== EXERCISE AIM ==
The answer must reproduce exactly the lines from the one with "What data populates" through the end of the material, and it must contain no pictures.

== INPUT FOR THIS TASK ==
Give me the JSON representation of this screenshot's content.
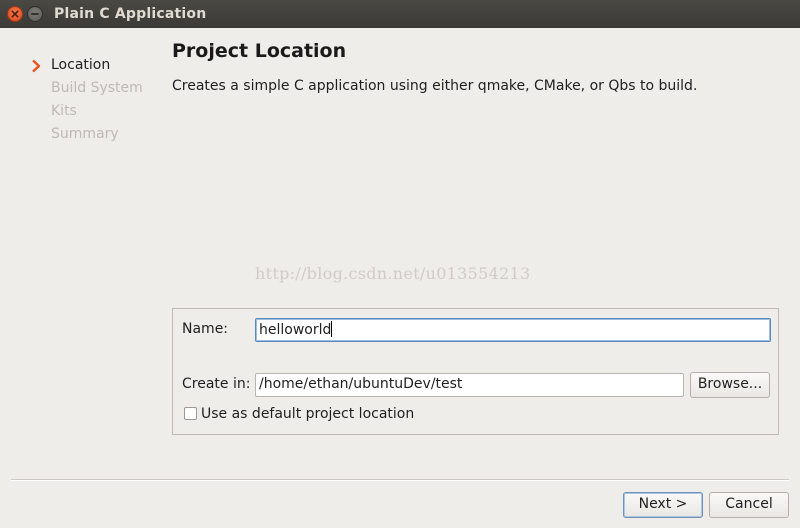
{
  "window": {
    "title": "Plain C Application",
    "close_icon": "close-icon",
    "minimize_icon": "minimize-icon"
  },
  "sidebar": {
    "items": [
      {
        "label": "Location",
        "active": true
      },
      {
        "label": "Build System",
        "active": false
      },
      {
        "label": "Kits",
        "active": false
      },
      {
        "label": "Summary",
        "active": false
      }
    ],
    "active_icon": "chevron-right-icon",
    "active_color": "#e95420"
  },
  "page": {
    "heading": "Project Location",
    "description": "Creates a simple C application using either qmake, CMake, or Qbs to build.",
    "watermark": "http://blog.csdn.net/u013554213"
  },
  "form": {
    "name_label": "Name:",
    "name_value": "helloworld",
    "create_in_label": "Create in:",
    "create_in_value": "/home/ethan/ubuntuDev/test",
    "browse_label": "Browse...",
    "default_location_label": "Use as default project location",
    "default_location_checked": false
  },
  "footer": {
    "next_label": "Next >",
    "cancel_label": "Cancel"
  }
}
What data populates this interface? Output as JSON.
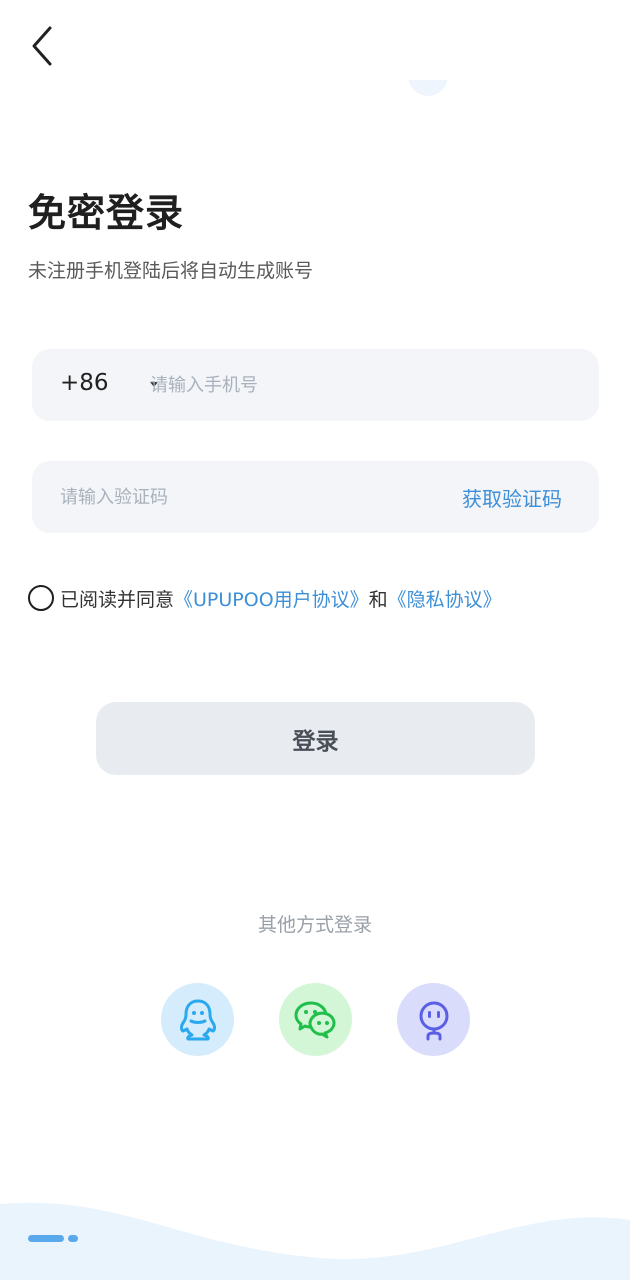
{
  "header": {
    "back_icon": "chevron-left-icon"
  },
  "page": {
    "title": "免密登录",
    "subtitle": "未注册手机登陆后将自动生成账号"
  },
  "phone_field": {
    "country_code": "+86",
    "caret_icon": "caret-down-icon",
    "placeholder": "请输入手机号",
    "value": ""
  },
  "code_field": {
    "placeholder": "请输入验证码",
    "value": "",
    "get_code_label": "获取验证码"
  },
  "agreement": {
    "checked": false,
    "prefix": "已阅读并同意",
    "user_agreement": "《UPUPOO用户协议》",
    "conjunction": "和",
    "privacy_policy": "《隐私协议》"
  },
  "login_button": {
    "label": "登录"
  },
  "other_login": {
    "label": "其他方式登录",
    "methods": [
      {
        "icon": "qq-icon",
        "color": "#d4ecfb"
      },
      {
        "icon": "wechat-icon",
        "color": "#d3f6d6"
      },
      {
        "icon": "robot-icon",
        "color": "#d9dcfa"
      }
    ]
  },
  "colors": {
    "accent": "#3d8fd8",
    "field_bg": "#f3f5f8",
    "button_bg": "#e8ebf0"
  }
}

== ANSWER FOR THE TASK ==
What data populates this interface? Output as JSON.
{
  "header": {
    "back_icon": "chevron-left-icon"
  },
  "page": {
    "title": "免密登录",
    "subtitle": "未注册手机登陆后将自动生成账号"
  },
  "phone_field": {
    "country_code": "+86",
    "caret_icon": "caret-down-icon",
    "placeholder": "请输入手机号",
    "value": ""
  },
  "code_field": {
    "placeholder": "请输入验证码",
    "value": "",
    "get_code_label": "获取验证码"
  },
  "agreement": {
    "checked": false,
    "prefix": "已阅读并同意",
    "user_agreement": "《UPUPOO用户协议》",
    "conjunction": "和",
    "privacy_policy": "《隐私协议》"
  },
  "login_button": {
    "label": "登录"
  },
  "other_login": {
    "label": "其他方式登录",
    "methods": [
      {
        "icon": "qq-icon",
        "color": "#d4ecfb"
      },
      {
        "icon": "wechat-icon",
        "color": "#d3f6d6"
      },
      {
        "icon": "robot-icon",
        "color": "#d9dcfa"
      }
    ]
  },
  "colors": {
    "accent": "#3d8fd8",
    "field_bg": "#f3f5f8",
    "button_bg": "#e8ebf0"
  }
}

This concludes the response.